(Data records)
● ● ● ● ● ● ●
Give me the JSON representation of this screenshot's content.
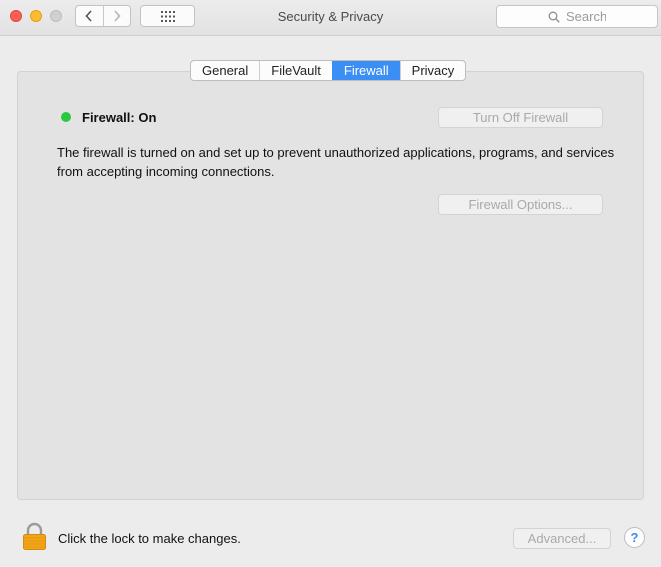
{
  "window": {
    "title": "Security & Privacy",
    "search_placeholder": "Search"
  },
  "toolbar": {
    "back_icon": "chevron-left-icon",
    "forward_icon": "chevron-right-icon",
    "show_all_icon": "grid-icon",
    "search_icon": "magnifier-icon"
  },
  "tabs": [
    {
      "label": "General",
      "active": false
    },
    {
      "label": "FileVault",
      "active": false
    },
    {
      "label": "Firewall",
      "active": true
    },
    {
      "label": "Privacy",
      "active": false
    }
  ],
  "firewall": {
    "status_label": "Firewall: On",
    "status_color": "#28c940",
    "turn_off_label": "Turn Off Firewall",
    "description": "The firewall is turned on and set up to prevent unauthorized applications, programs, and services from accepting incoming connections.",
    "options_label": "Firewall Options..."
  },
  "footer": {
    "lock_label": "Click the lock to make changes.",
    "advanced_label": "Advanced...",
    "help_label": "?"
  },
  "colors": {
    "accent": "#3b8ef4",
    "close": "#fd5f57",
    "minimize": "#febc2e",
    "zoom_disabled": "#d0d0d0",
    "lock": "#f2a51a"
  }
}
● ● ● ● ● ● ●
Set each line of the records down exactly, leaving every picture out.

Give me the JSON representation of this screenshot's content.
{
  "window": {
    "title": "Security & Privacy",
    "search_placeholder": "Search"
  },
  "toolbar": {
    "back_icon": "chevron-left-icon",
    "forward_icon": "chevron-right-icon",
    "show_all_icon": "grid-icon",
    "search_icon": "magnifier-icon"
  },
  "tabs": [
    {
      "label": "General",
      "active": false
    },
    {
      "label": "FileVault",
      "active": false
    },
    {
      "label": "Firewall",
      "active": true
    },
    {
      "label": "Privacy",
      "active": false
    }
  ],
  "firewall": {
    "status_label": "Firewall: On",
    "status_color": "#28c940",
    "turn_off_label": "Turn Off Firewall",
    "description": "The firewall is turned on and set up to prevent unauthorized applications, programs, and services from accepting incoming connections.",
    "options_label": "Firewall Options..."
  },
  "footer": {
    "lock_label": "Click the lock to make changes.",
    "advanced_label": "Advanced...",
    "help_label": "?"
  },
  "colors": {
    "accent": "#3b8ef4",
    "close": "#fd5f57",
    "minimize": "#febc2e",
    "zoom_disabled": "#d0d0d0",
    "lock": "#f2a51a"
  }
}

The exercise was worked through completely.